■ WHAT TO WORK ON
Every record must be copied exactly.

■ PROVIDED RECORDS
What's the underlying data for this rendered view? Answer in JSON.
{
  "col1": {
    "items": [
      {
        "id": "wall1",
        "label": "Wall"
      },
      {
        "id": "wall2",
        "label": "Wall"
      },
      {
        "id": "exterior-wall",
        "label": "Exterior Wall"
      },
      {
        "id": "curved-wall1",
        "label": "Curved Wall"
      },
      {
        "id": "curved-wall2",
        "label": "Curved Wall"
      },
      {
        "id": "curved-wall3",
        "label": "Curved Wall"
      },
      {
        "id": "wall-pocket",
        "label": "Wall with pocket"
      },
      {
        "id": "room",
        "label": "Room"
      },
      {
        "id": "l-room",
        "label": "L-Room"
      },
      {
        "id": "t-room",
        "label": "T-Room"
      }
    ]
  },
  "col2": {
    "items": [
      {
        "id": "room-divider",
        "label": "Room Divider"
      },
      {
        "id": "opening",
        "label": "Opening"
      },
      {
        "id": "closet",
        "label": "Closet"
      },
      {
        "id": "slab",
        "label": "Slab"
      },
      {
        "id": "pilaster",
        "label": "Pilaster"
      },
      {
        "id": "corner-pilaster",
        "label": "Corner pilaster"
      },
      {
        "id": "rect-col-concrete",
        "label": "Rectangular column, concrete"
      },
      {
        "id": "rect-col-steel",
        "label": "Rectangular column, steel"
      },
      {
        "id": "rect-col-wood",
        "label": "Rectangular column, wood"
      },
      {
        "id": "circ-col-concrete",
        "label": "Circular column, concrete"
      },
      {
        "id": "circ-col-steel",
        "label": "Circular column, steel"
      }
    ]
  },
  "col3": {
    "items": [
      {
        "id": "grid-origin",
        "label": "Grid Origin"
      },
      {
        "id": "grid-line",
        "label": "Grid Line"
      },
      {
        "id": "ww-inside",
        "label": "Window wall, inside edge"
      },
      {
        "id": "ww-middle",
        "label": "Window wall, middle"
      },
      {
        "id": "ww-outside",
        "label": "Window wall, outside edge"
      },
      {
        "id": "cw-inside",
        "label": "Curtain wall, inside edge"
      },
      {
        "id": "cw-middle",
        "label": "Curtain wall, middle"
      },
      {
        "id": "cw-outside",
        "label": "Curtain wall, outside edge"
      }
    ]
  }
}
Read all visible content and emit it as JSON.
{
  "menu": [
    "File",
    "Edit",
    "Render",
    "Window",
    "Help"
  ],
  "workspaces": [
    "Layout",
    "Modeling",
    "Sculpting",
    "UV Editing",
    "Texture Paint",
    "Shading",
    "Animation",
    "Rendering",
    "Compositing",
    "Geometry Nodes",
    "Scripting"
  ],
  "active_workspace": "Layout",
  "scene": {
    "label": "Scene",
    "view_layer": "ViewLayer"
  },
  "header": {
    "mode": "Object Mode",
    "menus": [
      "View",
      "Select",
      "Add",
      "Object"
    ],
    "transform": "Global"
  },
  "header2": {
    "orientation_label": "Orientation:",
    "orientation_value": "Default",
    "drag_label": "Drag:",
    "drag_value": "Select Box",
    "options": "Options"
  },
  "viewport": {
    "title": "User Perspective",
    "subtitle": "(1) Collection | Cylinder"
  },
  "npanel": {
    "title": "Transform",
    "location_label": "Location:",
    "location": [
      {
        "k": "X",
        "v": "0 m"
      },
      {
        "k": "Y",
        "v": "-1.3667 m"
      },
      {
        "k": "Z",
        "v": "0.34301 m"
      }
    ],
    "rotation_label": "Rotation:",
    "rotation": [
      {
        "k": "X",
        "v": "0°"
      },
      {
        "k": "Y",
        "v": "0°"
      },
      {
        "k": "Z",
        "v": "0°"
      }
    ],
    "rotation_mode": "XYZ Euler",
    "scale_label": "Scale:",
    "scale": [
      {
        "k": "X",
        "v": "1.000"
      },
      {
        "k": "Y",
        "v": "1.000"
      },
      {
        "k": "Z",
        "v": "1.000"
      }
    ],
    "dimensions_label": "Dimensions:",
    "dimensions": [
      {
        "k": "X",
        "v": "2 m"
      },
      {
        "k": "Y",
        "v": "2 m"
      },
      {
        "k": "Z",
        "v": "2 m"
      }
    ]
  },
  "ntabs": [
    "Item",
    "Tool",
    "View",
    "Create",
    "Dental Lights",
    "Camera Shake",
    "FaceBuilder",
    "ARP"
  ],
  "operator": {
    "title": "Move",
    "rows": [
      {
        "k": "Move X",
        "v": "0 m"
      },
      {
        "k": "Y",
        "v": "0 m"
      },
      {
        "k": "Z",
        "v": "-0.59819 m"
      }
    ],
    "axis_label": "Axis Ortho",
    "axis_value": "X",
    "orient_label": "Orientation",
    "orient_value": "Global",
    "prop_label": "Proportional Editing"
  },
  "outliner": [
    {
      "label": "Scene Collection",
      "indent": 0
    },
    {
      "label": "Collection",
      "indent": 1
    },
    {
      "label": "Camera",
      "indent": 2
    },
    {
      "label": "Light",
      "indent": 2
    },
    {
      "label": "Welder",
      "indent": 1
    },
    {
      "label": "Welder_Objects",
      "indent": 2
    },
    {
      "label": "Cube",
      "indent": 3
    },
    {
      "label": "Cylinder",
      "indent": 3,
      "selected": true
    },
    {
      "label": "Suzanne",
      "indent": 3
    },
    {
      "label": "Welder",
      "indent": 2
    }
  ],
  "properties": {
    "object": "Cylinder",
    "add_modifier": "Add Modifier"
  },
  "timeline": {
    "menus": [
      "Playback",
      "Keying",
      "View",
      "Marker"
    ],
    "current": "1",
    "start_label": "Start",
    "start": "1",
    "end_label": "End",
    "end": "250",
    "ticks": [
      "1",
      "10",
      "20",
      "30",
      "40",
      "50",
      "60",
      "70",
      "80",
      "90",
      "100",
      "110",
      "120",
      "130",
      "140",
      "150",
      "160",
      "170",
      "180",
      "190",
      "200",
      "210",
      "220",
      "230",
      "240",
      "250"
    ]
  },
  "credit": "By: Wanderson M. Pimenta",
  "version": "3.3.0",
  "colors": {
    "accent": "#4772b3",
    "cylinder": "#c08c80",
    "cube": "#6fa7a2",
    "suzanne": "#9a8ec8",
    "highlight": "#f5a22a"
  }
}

■ TASK SOLUTION
What's the underlying data for this rendered view? Answer in JSON.
{
  "col1": {
    "items": [
      {
        "id": "wall1",
        "label": "Wall"
      },
      {
        "id": "wall2",
        "label": "Wall"
      },
      {
        "id": "exterior-wall",
        "label": "Exterior Wall"
      },
      {
        "id": "curved-wall1",
        "label": "Curved Wall"
      },
      {
        "id": "curved-wall2",
        "label": "Curved Wall"
      },
      {
        "id": "curved-wall3",
        "label": "Curved Wall"
      },
      {
        "id": "wall-pocket",
        "label": "Wall with pocket"
      },
      {
        "id": "room",
        "label": "Room"
      },
      {
        "id": "l-room",
        "label": "L-Room"
      },
      {
        "id": "t-room",
        "label": "T-Room"
      }
    ]
  },
  "col2": {
    "items": [
      {
        "id": "room-divider",
        "label": "Room Divider"
      },
      {
        "id": "opening",
        "label": "Opening"
      },
      {
        "id": "closet",
        "label": "Closet"
      },
      {
        "id": "slab",
        "label": "Slab"
      },
      {
        "id": "pilaster",
        "label": "Pilaster"
      },
      {
        "id": "corner-pilaster",
        "label": "Corner pilaster"
      },
      {
        "id": "rect-col-concrete",
        "label": "Rectangular column, concrete"
      },
      {
        "id": "rect-col-steel",
        "label": "Rectangular column, steel"
      },
      {
        "id": "rect-col-wood",
        "label": "Rectangular column, wood"
      },
      {
        "id": "circ-col-concrete",
        "label": "Circular column, concrete"
      },
      {
        "id": "circ-col-steel",
        "label": "Circular column, steel"
      }
    ]
  },
  "col3": {
    "items": [
      {
        "id": "grid-origin",
        "label": "Grid Origin"
      },
      {
        "id": "grid-line",
        "label": "Grid Line"
      },
      {
        "id": "ww-inside",
        "label": "Window wall, inside edge"
      },
      {
        "id": "ww-middle",
        "label": "Window wall, middle"
      },
      {
        "id": "ww-outside",
        "label": "Window wall, outside edge"
      },
      {
        "id": "cw-inside",
        "label": "Curtain wall, inside edge"
      },
      {
        "id": "cw-middle",
        "label": "Curtain wall, middle"
      },
      {
        "id": "cw-outside",
        "label": "Curtain wall, outside edge"
      }
    ]
  }
}
Read all visible content and emit it as JSON.
{
  "menu": [
    "File",
    "Edit",
    "Render",
    "Window",
    "Help"
  ],
  "workspaces": [
    "Layout",
    "Modeling",
    "Sculpting",
    "UV Editing",
    "Texture Paint",
    "Shading",
    "Animation",
    "Rendering",
    "Compositing",
    "Geometry Nodes",
    "Scripting"
  ],
  "active_workspace": "Layout",
  "scene": {
    "label": "Scene",
    "view_layer": "ViewLayer"
  },
  "header": {
    "mode": "Object Mode",
    "menus": [
      "View",
      "Select",
      "Add",
      "Object"
    ],
    "transform": "Global"
  },
  "header2": {
    "orientation_label": "Orientation:",
    "orientation_value": "Default",
    "drag_label": "Drag:",
    "drag_value": "Select Box",
    "options": "Options"
  },
  "viewport": {
    "title": "User Perspective",
    "subtitle": "(1) Collection | Cylinder"
  },
  "npanel": {
    "title": "Transform",
    "location_label": "Location:",
    "location": [
      {
        "k": "X",
        "v": "0 m"
      },
      {
        "k": "Y",
        "v": "-1.3667 m"
      },
      {
        "k": "Z",
        "v": "0.34301 m"
      }
    ],
    "rotation_label": "Rotation:",
    "rotation": [
      {
        "k": "X",
        "v": "0°"
      },
      {
        "k": "Y",
        "v": "0°"
      },
      {
        "k": "Z",
        "v": "0°"
      }
    ],
    "rotation_mode": "XYZ Euler",
    "scale_label": "Scale:",
    "scale": [
      {
        "k": "X",
        "v": "1.000"
      },
      {
        "k": "Y",
        "v": "1.000"
      },
      {
        "k": "Z",
        "v": "1.000"
      }
    ],
    "dimensions_label": "Dimensions:",
    "dimensions": [
      {
        "k": "X",
        "v": "2 m"
      },
      {
        "k": "Y",
        "v": "2 m"
      },
      {
        "k": "Z",
        "v": "2 m"
      }
    ]
  },
  "ntabs": [
    "Item",
    "Tool",
    "View",
    "Create",
    "Dental Lights",
    "Camera Shake",
    "FaceBuilder",
    "ARP"
  ],
  "operator": {
    "title": "Move",
    "rows": [
      {
        "k": "Move X",
        "v": "0 m"
      },
      {
        "k": "Y",
        "v": "0 m"
      },
      {
        "k": "Z",
        "v": "-0.59819 m"
      }
    ],
    "axis_label": "Axis Ortho",
    "axis_value": "X",
    "orient_label": "Orientation",
    "orient_value": "Global",
    "prop_label": "Proportional Editing"
  },
  "outliner": [
    {
      "label": "Scene Collection",
      "indent": 0
    },
    {
      "label": "Collection",
      "indent": 1
    },
    {
      "label": "Camera",
      "indent": 2
    },
    {
      "label": "Light",
      "indent": 2
    },
    {
      "label": "Welder",
      "indent": 1
    },
    {
      "label": "Welder_Objects",
      "indent": 2
    },
    {
      "label": "Cube",
      "indent": 3
    },
    {
      "label": "Cylinder",
      "indent": 3,
      "selected": true
    },
    {
      "label": "Suzanne",
      "indent": 3
    },
    {
      "label": "Welder",
      "indent": 2
    }
  ],
  "properties": {
    "object": "Cylinder",
    "add_modifier": "Add Modifier"
  },
  "timeline": {
    "menus": [
      "Playback",
      "Keying",
      "View",
      "Marker"
    ],
    "current": "1",
    "start_label": "Start",
    "start": "1",
    "end_label": "End",
    "end": "250",
    "ticks": [
      "1",
      "10",
      "20",
      "30",
      "40",
      "50",
      "60",
      "70",
      "80",
      "90",
      "100",
      "110",
      "120",
      "130",
      "140",
      "150",
      "160",
      "170",
      "180",
      "190",
      "200",
      "210",
      "220",
      "230",
      "240",
      "250"
    ]
  },
  "credit": "By: Wanderson M. Pimenta",
  "version": "3.3.0",
  "colors": {
    "accent": "#4772b3",
    "cylinder": "#c08c80",
    "cube": "#6fa7a2",
    "suzanne": "#9a8ec8",
    "highlight": "#f5a22a"
  }
}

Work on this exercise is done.